One easy method is to crease the chromatography paper vertically, then stand it in water. This works especially well if the bottom of the paper is cut flat (an angled bottom will make the paper tip.)
If the paper doesn't stand on its own, try folding the top of the paper over the side of the glass. Note that that this method is problematic: a professional biochemist cautioned me that surface tension between the glass and the paper might interfere with the capillary action causing the water to rise. However, it works well enough for M&M color separation, or the other basic chromatography we do in our kitchen. For better results, angle the bottom of the paper out so that the paper is not stuck to the glass.
If your chromatography paper is especially difficult to work with, clip it in place with clothespins or binder clips. Lay a pencil over the top of the glass and clip on the paper, forming a T with the paper hanging down, or take a shortcut and clip it to the side of the glass, as shown (angling the paper out from the glass, as above).
When doing chromatography with large groups, I use clothespins on a wire rack to suspend the chromatography papers over a dish of water. This way I only need one water container. (Make sure your scientists label their papers in pencil if they want to know which are theirs.)

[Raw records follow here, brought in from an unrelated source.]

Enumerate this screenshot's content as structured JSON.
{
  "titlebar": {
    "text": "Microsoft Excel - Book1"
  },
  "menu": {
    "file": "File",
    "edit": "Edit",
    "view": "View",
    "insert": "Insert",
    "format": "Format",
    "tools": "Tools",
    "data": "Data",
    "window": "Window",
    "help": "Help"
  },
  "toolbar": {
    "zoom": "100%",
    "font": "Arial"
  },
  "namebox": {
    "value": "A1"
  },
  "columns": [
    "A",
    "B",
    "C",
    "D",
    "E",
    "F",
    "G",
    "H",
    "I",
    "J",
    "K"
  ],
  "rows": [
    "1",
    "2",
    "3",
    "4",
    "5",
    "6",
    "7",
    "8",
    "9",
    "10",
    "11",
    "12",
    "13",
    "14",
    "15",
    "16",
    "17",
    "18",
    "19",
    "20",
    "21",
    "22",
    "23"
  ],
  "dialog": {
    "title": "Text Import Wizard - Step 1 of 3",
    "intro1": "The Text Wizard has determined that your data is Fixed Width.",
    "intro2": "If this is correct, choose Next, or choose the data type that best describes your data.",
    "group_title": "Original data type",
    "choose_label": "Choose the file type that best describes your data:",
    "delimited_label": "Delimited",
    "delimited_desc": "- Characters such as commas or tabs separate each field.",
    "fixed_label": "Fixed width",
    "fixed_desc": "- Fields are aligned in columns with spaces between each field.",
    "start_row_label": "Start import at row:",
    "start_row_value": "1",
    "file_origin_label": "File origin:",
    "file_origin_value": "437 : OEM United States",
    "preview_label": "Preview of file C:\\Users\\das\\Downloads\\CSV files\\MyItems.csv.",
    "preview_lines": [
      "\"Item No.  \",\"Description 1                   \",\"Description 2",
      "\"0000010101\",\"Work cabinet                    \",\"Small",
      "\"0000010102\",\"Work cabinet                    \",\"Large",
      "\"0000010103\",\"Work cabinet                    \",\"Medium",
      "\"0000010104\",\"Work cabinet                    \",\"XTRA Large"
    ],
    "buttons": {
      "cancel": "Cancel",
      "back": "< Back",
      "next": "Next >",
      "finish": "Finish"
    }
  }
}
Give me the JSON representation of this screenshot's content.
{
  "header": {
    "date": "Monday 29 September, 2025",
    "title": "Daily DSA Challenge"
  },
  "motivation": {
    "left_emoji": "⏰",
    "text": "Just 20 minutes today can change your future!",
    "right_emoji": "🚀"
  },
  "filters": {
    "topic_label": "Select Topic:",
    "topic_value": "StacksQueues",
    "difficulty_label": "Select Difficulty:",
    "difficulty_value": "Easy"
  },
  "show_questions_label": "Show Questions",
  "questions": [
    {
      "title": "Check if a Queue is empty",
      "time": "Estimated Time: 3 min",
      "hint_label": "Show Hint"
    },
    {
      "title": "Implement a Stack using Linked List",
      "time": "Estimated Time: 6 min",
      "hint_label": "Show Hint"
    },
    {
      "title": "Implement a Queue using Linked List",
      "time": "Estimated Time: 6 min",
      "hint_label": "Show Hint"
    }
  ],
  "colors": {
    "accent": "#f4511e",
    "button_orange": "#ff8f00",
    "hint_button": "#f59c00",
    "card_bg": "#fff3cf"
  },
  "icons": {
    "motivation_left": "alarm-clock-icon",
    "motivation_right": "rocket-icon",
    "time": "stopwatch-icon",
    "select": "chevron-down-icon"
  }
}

Whatever chromatography method you use, make sure that the color dot is placed above the waterline. This is easy if you're hanging the paper--just hold the bottom edge in the water with the dot above the surface, then clip the paper in place. If you fold and stand your paper, make sure the dot is high enough so that it will still be dry when you stand up your paper. Then watch the water rise, and see what colors your dot is really made of.